In the story, he details a battle between the Argives and the Spartans in which the two groups decided to offer their best 300 men to fight rather than have their entire armies face each other.

After vicious fighting, in which both sides claimed victory, the Spartans were victorious and took the city of Thyrea from the Argives.

Herodotus notes that after losing Thyrea, the Argives were so distraught that they decided to always keep their hair short from then on, and only grow it back when they recaptured Thyrea.

For their part, the Spartans, who had probably always had short hair before, decided to celebrate their victory by now keeping their hair long.

In reality, the battle took place around 546 BC. BC, a time when it was common for most men to have long hair, regardless of their origin. Herodotus, however, was writing at a time when long hair was most associated with the Spartans, and most other Greek men cut their hair short.
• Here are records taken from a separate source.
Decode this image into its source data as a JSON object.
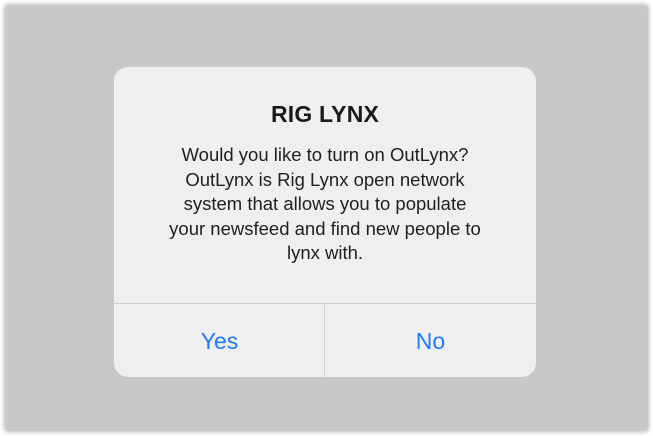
{
  "alert": {
    "title": "RIG LYNX",
    "message_lines": [
      "Would you like to turn on OutLynx?",
      "OutLynx is Rig Lynx open network",
      "system that allows you to populate",
      "your newsfeed and find new people to",
      "lynx with."
    ],
    "buttons": {
      "yes_label": "Yes",
      "no_label": "No"
    }
  },
  "colors": {
    "backdrop": "#c8c8c8",
    "alert_background": "#efefef",
    "button_text": "#1f7cf5",
    "separator": "#cfcfcf"
  }
}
This mythical version of what was probably a real battle helped explain the different cultural attitudes towards male hair length across Greece.

The ancient Greek historian, biographer and philosopher Plutarch is a rich source regarding men’s hairstyles in ancient Greece.

In his famous work “Parallel Lives”, written in the 2nd century AD, telling the life stories of famous Greeks and Romans, Plutarch frequently mentions cultural attitudes regarding hair.

In his chapter on Alcibiades, the Athenian aristocrat who defected to the Spartans, the Persians, and then back to the Athenians during the Peloponnesian War, Plutarch describes how the young man’s appearance and pleasures changed when he joined the Spartans.

He notes that after pledging allegiance to the Spartans, Alcibiades kept his hair long, took baths in cold water, and ate meals of “black broth”, the famous Spartan meal made from pork meat and blood. .

This description serves to highlight the differences between Spartan and Athenian culture. Presumably, the men of Athens kept their hair short, bathed in warmer water, and did not eat “black broth”.

As boys, Spartans kept their hair quite short and started to grow it out when they reached puberty. Hair was incredibly important to Spartan men and women, and many scholars believe that both men and women wore similar hairstyles in Sparta – a top knot on the crown of their heads.

In Athens, however, boys had long hair as children and did not cut it short until puberty. This haircut was considered an important step towards adulthood and was treated as a sacred rite, with offerings made to Heracles and other deities.

Spartan men combed their hair before battle

Spartan men were known to take great care of their hair, especially before battle. In his account of the Battle of Thermopylae, Herodotus describes a famous scene in which a Persian spy approaches the Spartan camps to obtain important information to pass on to his superiors.

While spying, the Persian soldier comes across an unexpected sight – while some men were exercising, many were combing and grooming their long hair.

When he relayed this information to the Persian King Xerxes, the leader found it quite amusing and believed that his troops would have no trouble slaughtering such men.

Still, his adviser warned him that the Spartans were probably preparing to fight, as it was their custom to comb their hair before battle.

The scene is referenced in the last stanza of English poet A. E. Housman’s moving work “The Oracles”, which reads:

“The king with half the East at his heels is driven from the morning lands;
Their fighters drink the rivers, their arrows drink the air.
And whoever’s left has to die for nothing, and there’s no coming home.
The Spartans on the sea-wet rock sat down and combed their hair.

In his biographies of Spartan rulers Lycurgus and Charrillus, Plutarch mentions that long hair that was well groomed on a man was incredibly important. It is said that Lycurgus claimed that good hair could make a handsome man even more beautiful – and an ugly one even more terrible.

When asked why Spartan men wore their hair long, Charrillus reportedly replied that hair is “the cheapest of ornaments” (τῶν κόσμων ἀδαπανώτατος).